| Task |
Everything in the records must be copied exactly, apart from the pictures.

| Records provided |

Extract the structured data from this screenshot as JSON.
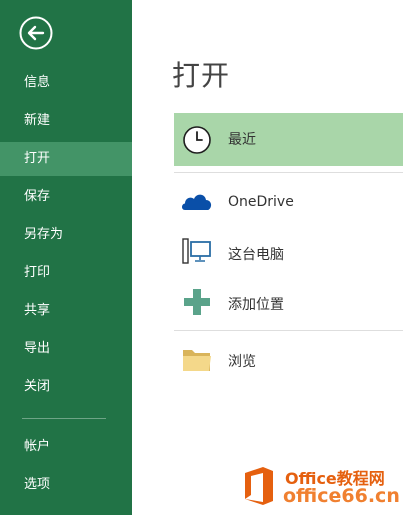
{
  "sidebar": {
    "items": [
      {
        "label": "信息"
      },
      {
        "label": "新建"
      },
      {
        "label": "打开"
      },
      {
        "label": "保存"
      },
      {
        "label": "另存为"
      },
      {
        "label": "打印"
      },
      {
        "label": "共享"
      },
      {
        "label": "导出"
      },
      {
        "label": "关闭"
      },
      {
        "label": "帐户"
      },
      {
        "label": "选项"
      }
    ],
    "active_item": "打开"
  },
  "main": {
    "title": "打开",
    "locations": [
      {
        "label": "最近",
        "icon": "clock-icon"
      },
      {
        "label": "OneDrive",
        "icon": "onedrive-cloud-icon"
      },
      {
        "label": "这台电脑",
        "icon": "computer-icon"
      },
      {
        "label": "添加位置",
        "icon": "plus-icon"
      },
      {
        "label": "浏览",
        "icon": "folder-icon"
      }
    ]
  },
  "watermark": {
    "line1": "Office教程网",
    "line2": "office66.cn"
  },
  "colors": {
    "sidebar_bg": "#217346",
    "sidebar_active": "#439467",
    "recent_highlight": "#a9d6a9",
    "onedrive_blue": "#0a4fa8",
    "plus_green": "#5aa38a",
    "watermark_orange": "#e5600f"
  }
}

| Response for this exercise |
Extract the structured data from this screenshot as JSON.
{
  "sidebar": {
    "items": [
      {
        "label": "信息"
      },
      {
        "label": "新建"
      },
      {
        "label": "打开"
      },
      {
        "label": "保存"
      },
      {
        "label": "另存为"
      },
      {
        "label": "打印"
      },
      {
        "label": "共享"
      },
      {
        "label": "导出"
      },
      {
        "label": "关闭"
      },
      {
        "label": "帐户"
      },
      {
        "label": "选项"
      }
    ],
    "active_item": "打开"
  },
  "main": {
    "title": "打开",
    "locations": [
      {
        "label": "最近",
        "icon": "clock-icon"
      },
      {
        "label": "OneDrive",
        "icon": "onedrive-cloud-icon"
      },
      {
        "label": "这台电脑",
        "icon": "computer-icon"
      },
      {
        "label": "添加位置",
        "icon": "plus-icon"
      },
      {
        "label": "浏览",
        "icon": "folder-icon"
      }
    ]
  },
  "watermark": {
    "line1": "Office教程网",
    "line2": "office66.cn"
  },
  "colors": {
    "sidebar_bg": "#217346",
    "sidebar_active": "#439467",
    "recent_highlight": "#a9d6a9",
    "onedrive_blue": "#0a4fa8",
    "plus_green": "#5aa38a",
    "watermark_orange": "#e5600f"
  }
}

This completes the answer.